                        Intended      New warn-   New resp.
   Namespace  Levels    Algorithm     code        code      Reference
   ---------  ------  --------------  ---------   --------- ---------
     esnet      5        queue           no          no     [This doc]


4.2  IANA Priority-Value Registrations

   Within the Resource-Priority Priority-values registry of the
   sip-parameters section of IANA, the following (below) is to be added
   to the table:

   Namespace: esnet
   Reference: (this document)
   Priority-Values (least to greatest): "0", "1","2", "3", "4"


5.  Security Considerations

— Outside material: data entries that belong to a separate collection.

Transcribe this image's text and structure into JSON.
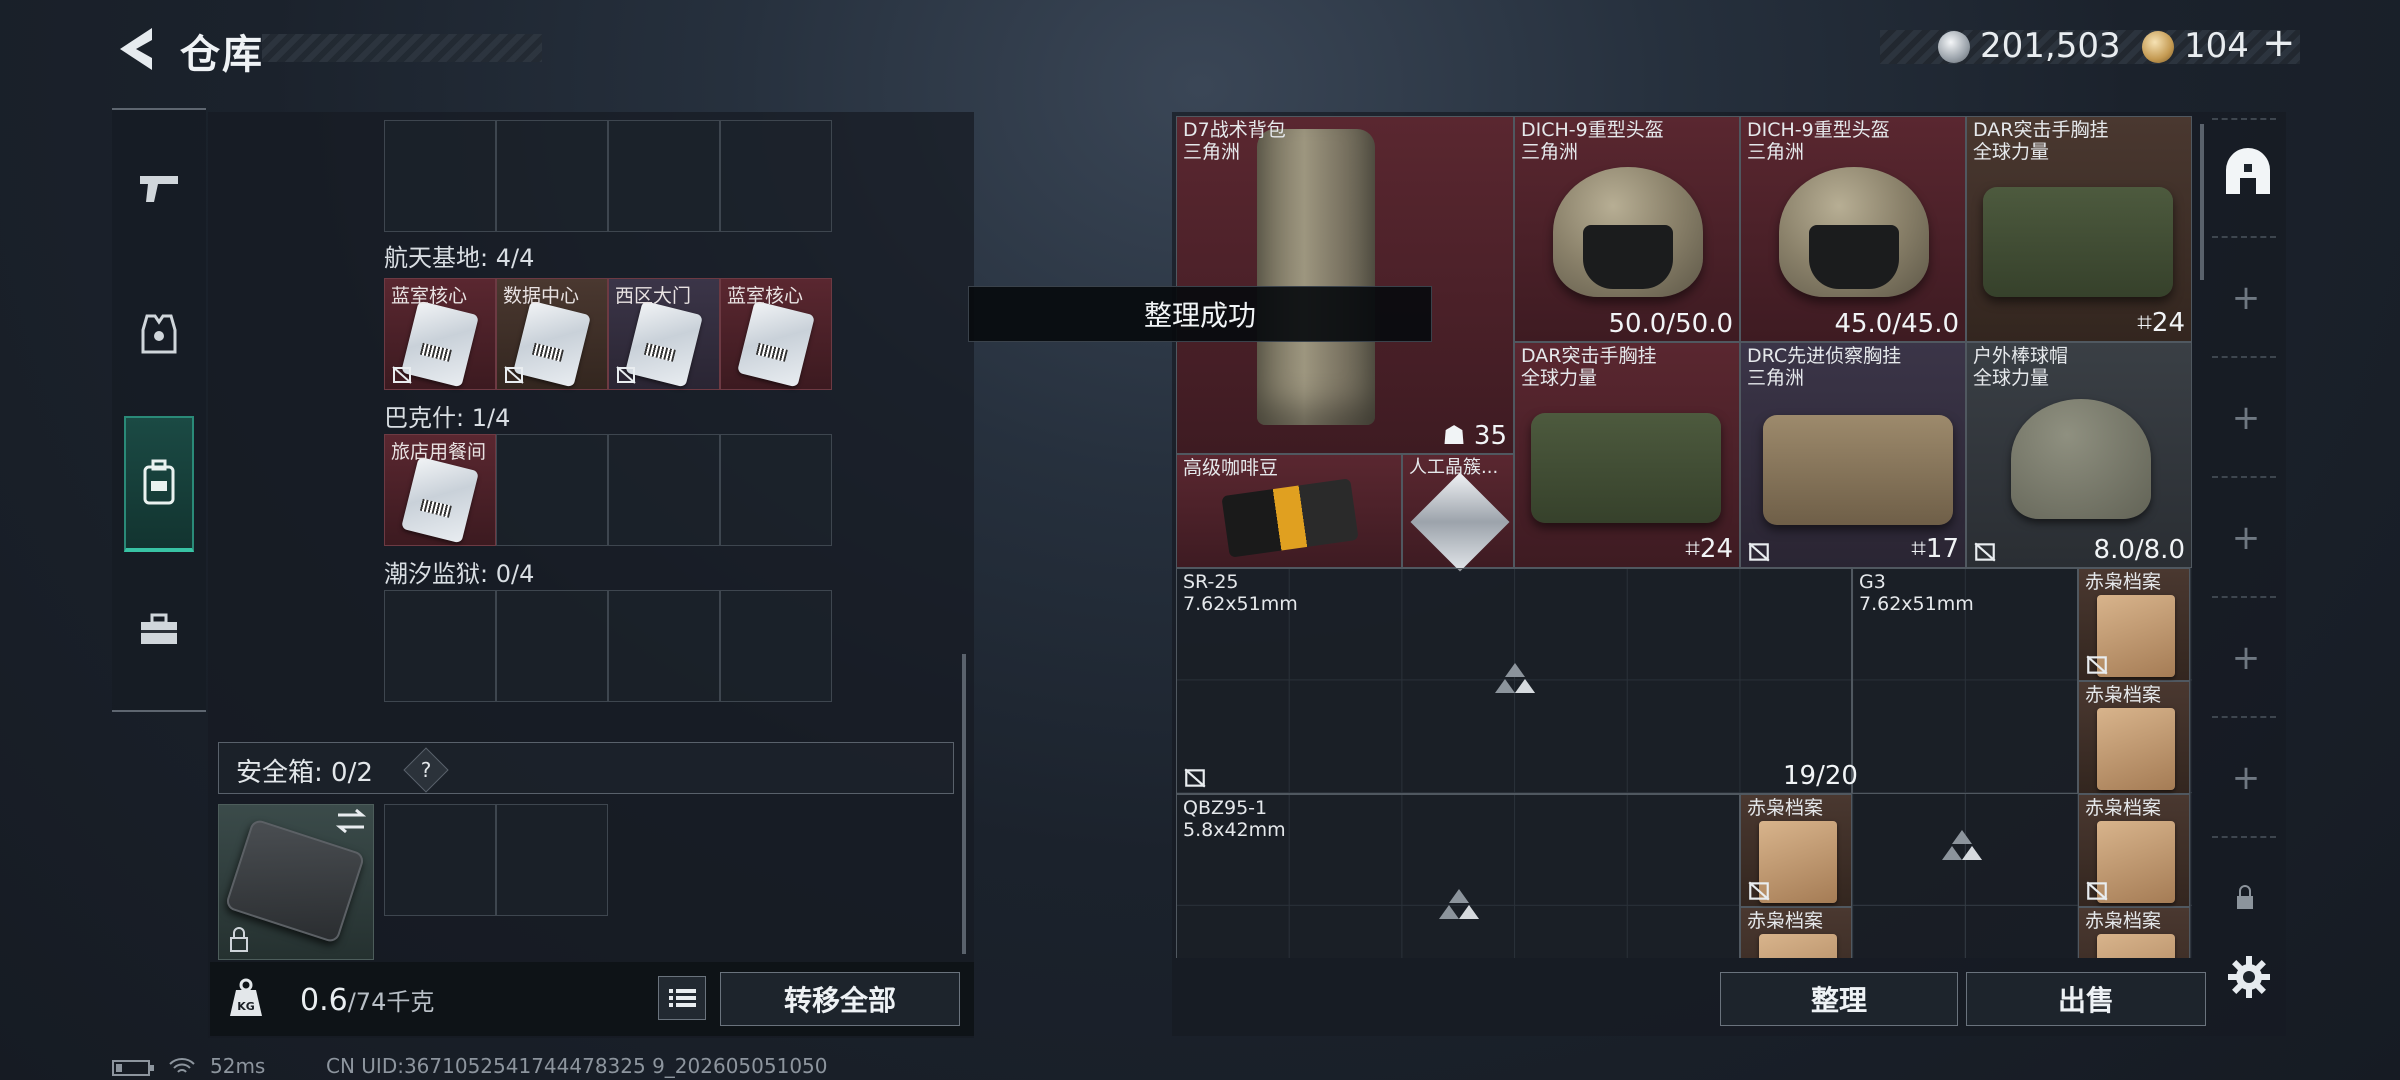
{
  "header": {
    "title": "仓库",
    "silver_value": "201,503",
    "gold_value": "104",
    "plus_label": "+"
  },
  "left": {
    "sections": [
      {
        "name": "航天基地: 4/4",
        "slots": [
          {
            "label": "蓝室核心",
            "color": "red"
          },
          {
            "label": "数据中心",
            "color": "brown"
          },
          {
            "label": "西区大门",
            "color": "purple"
          },
          {
            "label": "蓝室核心",
            "color": "red"
          }
        ]
      },
      {
        "name": "巴克什: 1/4",
        "slots": [
          {
            "label": "旅店用餐间",
            "color": "red"
          },
          {
            "label": "",
            "color": ""
          },
          {
            "label": "",
            "color": ""
          },
          {
            "label": "",
            "color": ""
          }
        ]
      },
      {
        "name": "潮汐监狱: 0/4",
        "slots": [
          {
            "label": "",
            "color": ""
          },
          {
            "label": "",
            "color": ""
          },
          {
            "label": "",
            "color": ""
          },
          {
            "label": "",
            "color": ""
          }
        ]
      }
    ],
    "safe_box_label": "安全箱: 0/2",
    "safe_help": "?",
    "weight": "0.6",
    "weight_max": "/74千克",
    "transfer_all": "转移全部"
  },
  "toast": "整理成功",
  "right": {
    "items": [
      {
        "name": "D7战术背包\n三角洲",
        "value": "35",
        "bg": "red"
      },
      {
        "name": "DICH-9重型头盔\n三角洲",
        "value": "50.0/50.0",
        "bg": "red"
      },
      {
        "name": "DICH-9重型头盔\n三角洲",
        "value": "45.0/45.0",
        "bg": "red"
      },
      {
        "name": "DAR突击手胸挂\n全球力量",
        "value": "24",
        "bg": "brown"
      },
      {
        "name": "DAR突击手胸挂\n全球力量",
        "value": "24",
        "bg": "red"
      },
      {
        "name": "DRC先进侦察胸挂\n三角洲",
        "value": "17",
        "bg": "purple"
      },
      {
        "name": "户外棒球帽\n全球力量",
        "value": "8.0/8.0",
        "bg": "gray"
      },
      {
        "name": "高级咖啡豆",
        "value": "",
        "bg": "red"
      },
      {
        "name": "人工晶簇...",
        "value": "",
        "bg": "red"
      },
      {
        "name": "SR-25\n7.62x51mm",
        "value": "",
        "bg": "dark"
      },
      {
        "name": "G3\n7.62x51mm",
        "value": "19/20",
        "bg": "dark"
      },
      {
        "name": "QBZ95-1\n5.8x42mm",
        "value": "",
        "bg": "dark"
      },
      {
        "name": "赤枭档案",
        "value": "",
        "bg": "brown"
      }
    ],
    "sort": "整理",
    "sell": "出售"
  },
  "status": {
    "ping": "52ms",
    "uid": "CN UID:3671052541744478325 9_202605051050"
  }
}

   The Security considerations that apply to RFC 4412 [RFC4412] apply
   here.  This document introduces no new security issues relative to
   RFC 4412.

   That said, since this SIP header, used for emergency calling can
   have a great impact on local communications, providers SHOULD use
   caution when deciding if they want to use a preemption algorithm
   within the public space for 911/112/999 type calling.  As
   potentially already limited communications bandwidth might starve
   out all other types of calls in a location.  This decision might be
   desired; but this effect might not be desired.

6.  Acknowledgements

   Thanks to Ken Carlberg, Janet Gunn, Fred Baker and Keith Drage for
   help and encouragement with this effort.


7.  References

7.1  Normative References

 [RFC2119] S. Bradner, "Key words for use in RFCs to Indicate
           Requirement Levels", RFC 2119, March 1997



Polk                      Expires April 27, 2009               [Page 7]


Internet-Draft    SIP RPH Namespace for Local Emergencies      Oct 2008

 [RFC4412] Schulzrinne, H., Polk, J., "Communications Resource
           Priority for the Session Initiation Protocol (SIP)", RFC
           4411, Feb 2006

7.2  Informative References

   none


Author's Address

   James Polk
   3913 Treemont Circle
   Colleyville, Texas  76034
   USA

   Phone: +1-817-271-3552
   Email: jmpolk@cisco.com



Full Copyright Statement

   Copyright (C) The IETF Trust (2008).

   This document is subject to the rights, licenses and restrictions
   contained in BCP 78, and except as set forth therein, the authors
   retain all their rights.

   This document and the information contained herein are provided on
   an "AS IS" basis and THE CONTRIBUTOR, THE ORGANIZATION HE/SHE
   REPRESENTS OR IS SPONSORED BY (IF ANY), THE INTERNET SOCIETY, THE
   IETF TRUST AND THE INTERNET ENGINEERING TASK FORCE DISCLAIM ALL
   WARRANTIES, EXPRESS OR IMPLIED, INCLUDING BUT NOT LIMITED TO ANY
   WARRANTY THAT THE USE OF THE INFORMATION HEREIN WILL NOT INFRINGE
   ANY RIGHTS OR ANY IMPLIED WARRANTIES OF MERCHANTABILITY OR FITNESS
   FOR A PARTICULAR PURPOSE.


Intellectual Property

   The IETF takes no position regarding the validity or scope of any
   Intellectual Property Rights or other rights that might be claimed
   to pertain to the implementation or use of the technology described
   in this document or the extent to which any license under such
   rights might or might not be available; nor does it represent that
   it has made any independent effort to identify any such rights.
   Information on the procedures with respect to rights in RFC
   documents can be found in BCP 78 and BCP 79.

   Copies of IPR disclosures made to the IETF Secretariat and any
   assurances of licenses to be made available, or the result of an


Polk                      Expires April 27, 2009               [Page 8]


Internet-Draft    SIP RPH Namespace for Local Emergencies      Oct 2008

   attempt made to obtain a general license or permission for the use
   of such proprietary rights by implementers or users of this
   specification can be obtained from the IETF on-line IPR repository
   at http://www.ietf.org/ipr.

   The IETF invites any interested party to bring to its attention any
   copyrights, patents or patent applications, or other proprietary
   rights that may cover technology that may be required to implement
   this standard.  Please address the information to the IETF at
   ietf-ipr@ietf.org.


Acknowledgment

   Funding for the RFC Editor function is provided by the IETF
   Administrative Support Activity (IASA).






































Polk                      Expires April 27, 2009               [Page 9]


Html markup produced by rfcmarkup 1.129d, available from https://tools.ietf.org/tools/rfcmarkup/